Yesterday I shared some thoughts about the Levitical laws having to do with uncleanness and ritual defilement, and I applied them to the subject of mankind’s relationship to its Creator.

Since nothing happened to Israel in a vacuum and precious few of their laws are without some practical application to the Christian life, today I’d like to look at the issue of ongoing defilement and uncleanness in the era beyond the Law of Moses.

But before we do that, we need to take one last look back at Leviticus.

Sunday, April 10, 2016

The Twelve-Year Illustration

The first two gospels tell the story of an unnamed woman who suffered from a discharge of blood for twelve years.

Believing even the briefest, most ephemeral contact with Jesus would heal her of her condition, she crept up behind the Lord to touch the fringe of his robe. And we all know the rest of the story, including the “your faith has made you well” part.

Mark records that the woman had “suffered much under many physicians, and had spent all that she had, and was no better but rather grew worse”. Having spent some time in the care of doctors, I can relate. I can more or less imagine what that might have meant for her medically.

The part of the story I never really thought about before is what it meant for a Jewish woman socially and religiously to be declared ritually “unclean”.

Tuesday, February 16, 2016

The Priests Are In The Pews

The concept of priesthood did not originate with the Bible. That may be where most of us first encounter priests, but priesthood has existed in many other cultures throughout history.

Canaanite culture, for instance.

Abram met Melchizedek, king of Salem (later called Jerusalem). Melchizedek was not only a priest; he was also likely a citizen of one of the nations that several hundred years later God would instruct Israel to exterminate from the face of the earth. That’s unless Chazalic literature is correct in asserting that Melchizedek was actually a nickname for Shem, son of Noah, who we know outlived Abram. We have no scriptural evidence Shem was Melchizedek, but his exceptional age would certainly explain the respect Abram extended to the “first priest”.

And this is the very first reference to a priest in scripture.

Wednesday, January 06, 2016

I Almost Wish You’d Stop Posting Altogether

Complaints, complaints. You always get them, don’t you.

These are not complaints about Coming Untrue, I hasten to add (though we may be overdue for a few). No, I plucked them from the comments section of another evangelical blog where they were presumably destined to disappear quietly into the ether. The writer of the piece being critiqued prudently elected not to respond to his critic in kind.

But such sentiments are the sort of thing generally expressed by self-designated representatives of the status quo whenever anyone proposes a change to, well … anything at all.

Sunday, November 09, 2014

An Object Lesson Rejected: The Feast of Tabernacles

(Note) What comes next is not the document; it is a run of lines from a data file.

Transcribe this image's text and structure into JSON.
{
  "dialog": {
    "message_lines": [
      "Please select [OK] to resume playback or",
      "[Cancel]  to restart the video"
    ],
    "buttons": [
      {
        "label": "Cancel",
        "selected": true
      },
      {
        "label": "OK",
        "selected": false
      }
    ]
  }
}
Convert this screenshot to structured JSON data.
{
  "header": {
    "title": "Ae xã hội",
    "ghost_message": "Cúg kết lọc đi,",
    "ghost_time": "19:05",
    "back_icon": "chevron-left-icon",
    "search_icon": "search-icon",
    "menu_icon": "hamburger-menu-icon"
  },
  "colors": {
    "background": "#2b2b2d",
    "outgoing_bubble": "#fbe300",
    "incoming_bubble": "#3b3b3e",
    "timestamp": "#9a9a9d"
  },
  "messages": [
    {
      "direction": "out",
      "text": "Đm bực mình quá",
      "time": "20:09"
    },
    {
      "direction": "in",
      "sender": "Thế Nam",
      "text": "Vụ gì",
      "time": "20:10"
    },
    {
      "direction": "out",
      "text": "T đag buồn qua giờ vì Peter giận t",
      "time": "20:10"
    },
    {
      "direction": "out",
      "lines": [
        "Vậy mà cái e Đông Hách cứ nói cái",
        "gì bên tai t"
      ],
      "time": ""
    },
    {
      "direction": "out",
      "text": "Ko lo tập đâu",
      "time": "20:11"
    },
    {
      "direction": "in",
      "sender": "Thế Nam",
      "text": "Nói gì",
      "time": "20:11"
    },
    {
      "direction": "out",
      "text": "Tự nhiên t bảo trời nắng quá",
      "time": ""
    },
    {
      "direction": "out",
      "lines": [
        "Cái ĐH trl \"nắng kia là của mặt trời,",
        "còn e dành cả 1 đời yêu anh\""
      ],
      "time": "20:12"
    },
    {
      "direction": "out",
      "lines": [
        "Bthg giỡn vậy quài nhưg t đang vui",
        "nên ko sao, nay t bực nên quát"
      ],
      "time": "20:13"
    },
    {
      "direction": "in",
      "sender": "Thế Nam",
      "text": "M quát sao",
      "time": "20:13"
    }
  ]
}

Illustration from Bible Pictures and
What They Teach Us
, Charles Foster, 1897
The Jewish historian Josephus referred to Tabernacles, or Sukkot, as “[a] feast very much observed among us”. From the time it was first instituted at Mount Sinai, this feast has held a unique place among the festivals of Israel. The details of its observance were given by God, its future significance was expounded by the prophets, and its spiritual substance was exemplified by Jesus during his brief life on earth.

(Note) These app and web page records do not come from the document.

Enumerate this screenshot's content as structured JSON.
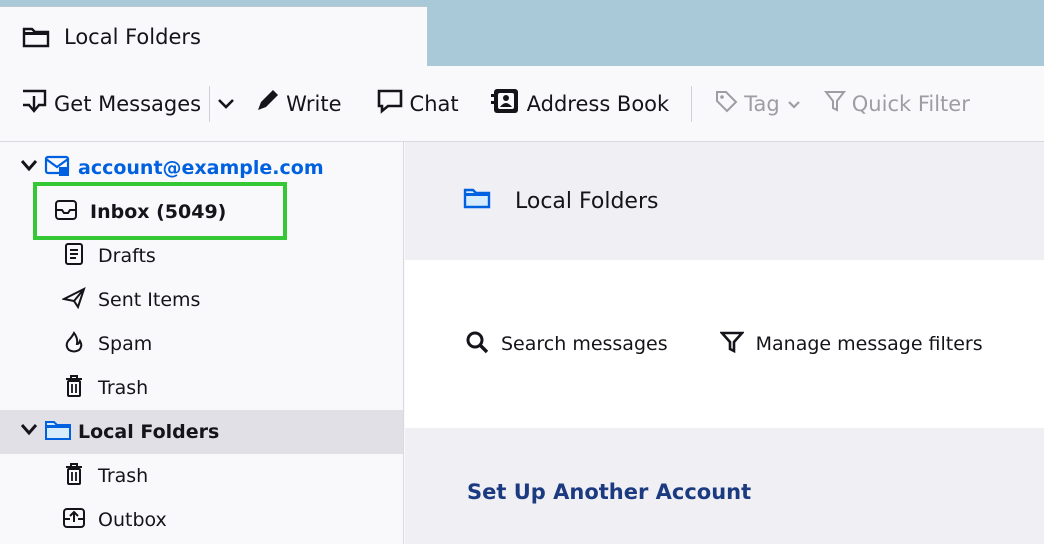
{
  "tab": {
    "title": "Local Folders"
  },
  "toolbar": {
    "get_messages": "Get Messages",
    "write": "Write",
    "chat": "Chat",
    "address_book": "Address Book",
    "tag": "Tag",
    "quick_filter": "Quick Filter"
  },
  "folders": {
    "account": "account@example.com",
    "inbox": "Inbox (5049)",
    "drafts": "Drafts",
    "sent": "Sent Items",
    "spam": "Spam",
    "trash": "Trash",
    "local_folders": "Local Folders",
    "local_trash": "Trash",
    "outbox": "Outbox"
  },
  "content": {
    "header_title": "Local Folders",
    "search_messages": "Search messages",
    "manage_filters": "Manage message filters",
    "setup_account": "Set Up Another Account"
  },
  "colors": {
    "accent": "#0061e0",
    "highlight_box": "#35c835",
    "tabbar": "#a9c8d8"
  }
}
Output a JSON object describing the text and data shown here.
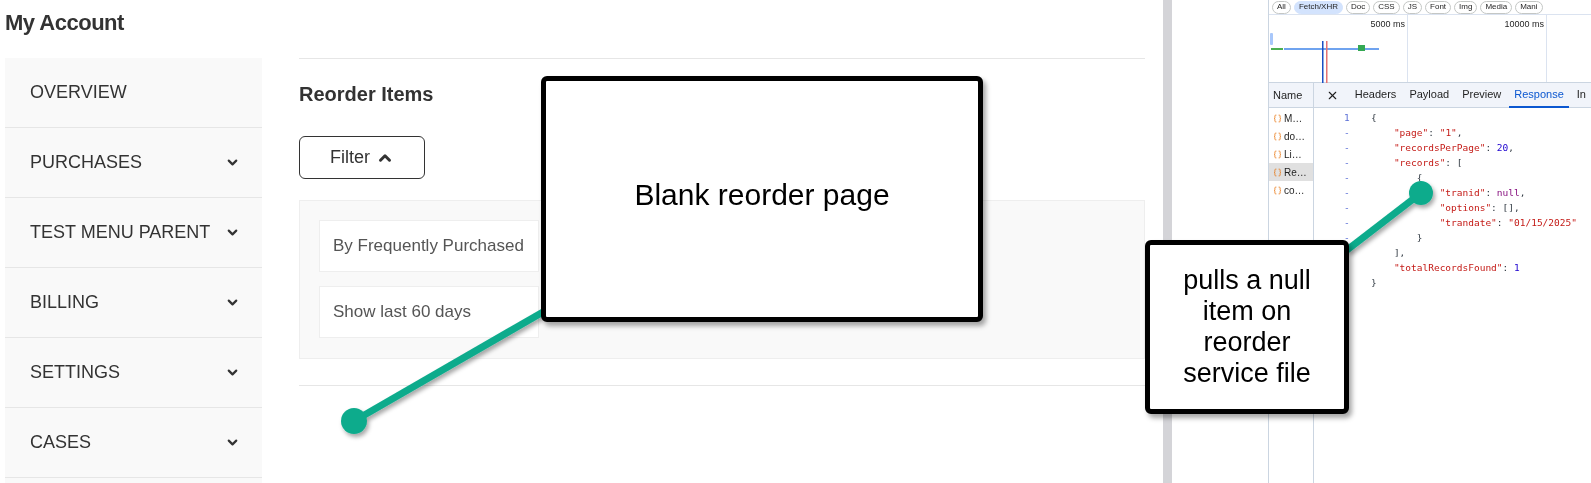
{
  "page_title": "My Account",
  "sidebar": {
    "items": [
      {
        "label": "OVERVIEW",
        "expandable": false
      },
      {
        "label": "PURCHASES",
        "expandable": true
      },
      {
        "label": "TEST MENU PARENT",
        "expandable": true
      },
      {
        "label": "BILLING",
        "expandable": true
      },
      {
        "label": "SETTINGS",
        "expandable": true
      },
      {
        "label": "CASES",
        "expandable": true
      }
    ]
  },
  "main": {
    "title": "Reorder Items",
    "filter_button": {
      "label": "Filter",
      "expanded": true
    },
    "filters": [
      {
        "value": "By Frequently Purchased"
      },
      {
        "value": "Show last 60 days"
      }
    ]
  },
  "devtools": {
    "filter_chips": [
      {
        "label": "All",
        "selected": false
      },
      {
        "label": "Fetch/XHR",
        "selected": true
      },
      {
        "label": "Doc",
        "selected": false
      },
      {
        "label": "CSS",
        "selected": false
      },
      {
        "label": "JS",
        "selected": false
      },
      {
        "label": "Font",
        "selected": false
      },
      {
        "label": "Img",
        "selected": false
      },
      {
        "label": "Media",
        "selected": false
      },
      {
        "label": "Mani",
        "selected": false
      }
    ],
    "timeline": {
      "ticks": [
        "5000 ms",
        "10000 ms"
      ]
    },
    "name_header": "Name",
    "tabs": [
      {
        "label": "Headers",
        "selected": false
      },
      {
        "label": "Payload",
        "selected": false
      },
      {
        "label": "Preview",
        "selected": false
      },
      {
        "label": "Response",
        "selected": true
      },
      {
        "label": "In",
        "selected": false
      }
    ],
    "requests": [
      {
        "name": "M…",
        "selected": false
      },
      {
        "name": "do…",
        "selected": false
      },
      {
        "name": "Li…",
        "selected": false
      },
      {
        "name": "Re…",
        "selected": true
      },
      {
        "name": "co…",
        "selected": false
      }
    ],
    "response_lines": [
      {
        "number": "1",
        "tokens": [
          {
            "kind": "punct",
            "text": "{"
          }
        ]
      },
      {
        "number": "-",
        "tokens": [
          {
            "kind": "key",
            "text": "    \"page\""
          },
          {
            "kind": "punct",
            "text": ": "
          },
          {
            "kind": "string",
            "text": "\"1\""
          },
          {
            "kind": "punct",
            "text": ","
          }
        ]
      },
      {
        "number": "-",
        "tokens": [
          {
            "kind": "key",
            "text": "    \"recordsPerPage\""
          },
          {
            "kind": "punct",
            "text": ": "
          },
          {
            "kind": "number",
            "text": "20"
          },
          {
            "kind": "punct",
            "text": ","
          }
        ]
      },
      {
        "number": "-",
        "tokens": [
          {
            "kind": "key",
            "text": "    \"records\""
          },
          {
            "kind": "punct",
            "text": ": ["
          }
        ]
      },
      {
        "number": "-",
        "tokens": [
          {
            "kind": "punct",
            "text": "        {"
          }
        ]
      },
      {
        "number": "-",
        "tokens": [
          {
            "kind": "key",
            "text": "            \"tranid\""
          },
          {
            "kind": "punct",
            "text": ": "
          },
          {
            "kind": "null",
            "text": "null"
          },
          {
            "kind": "punct",
            "text": ","
          }
        ]
      },
      {
        "number": "-",
        "tokens": [
          {
            "kind": "key",
            "text": "            \"options\""
          },
          {
            "kind": "punct",
            "text": ": [],"
          }
        ]
      },
      {
        "number": "-",
        "tokens": [
          {
            "kind": "key",
            "text": "            \"trandate\""
          },
          {
            "kind": "punct",
            "text": ": "
          },
          {
            "kind": "string",
            "text": "\"01/15/2025\""
          }
        ]
      },
      {
        "number": "-",
        "tokens": [
          {
            "kind": "punct",
            "text": "        }"
          }
        ]
      },
      {
        "tokens": [
          {
            "kind": "punct",
            "text": "    ],"
          }
        ]
      },
      {
        "tokens": [
          {
            "kind": "key",
            "text": "    \"totalRecordsFound\""
          },
          {
            "kind": "punct",
            "text": ": "
          },
          {
            "kind": "number",
            "text": "1"
          }
        ]
      },
      {
        "tokens": [
          {
            "kind": "punct",
            "text": "}"
          }
        ]
      }
    ]
  },
  "annotations": [
    {
      "text": "Blank reorder page"
    },
    {
      "text": "pulls a null item on reorder service file"
    }
  ]
}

Let’s consider the origins of the Feast of Tabernacles, its role in prophecy and finally its use by Christ as an object lesson to reveal to a darkened and spiritually thirsty nation the truth about himself.

Origins of the Feast

The Feast of Tabernacles was instituted by divine command, one of three major feasts in Israel’s annual cycle which required that every male in the nation appear before the Lord in Jerusalem. The last feast in the yearly series, it was held for seven days in the seventh month, from Tishri 15 to 21. This placed Sukkot in the pleasant weather of early autumn, after the completion of the harvest. Beginning with a day of rest, it was concluded by an eighth day, also a day of rest, featuring a closing assembly accompanied by the relevant sacrifices.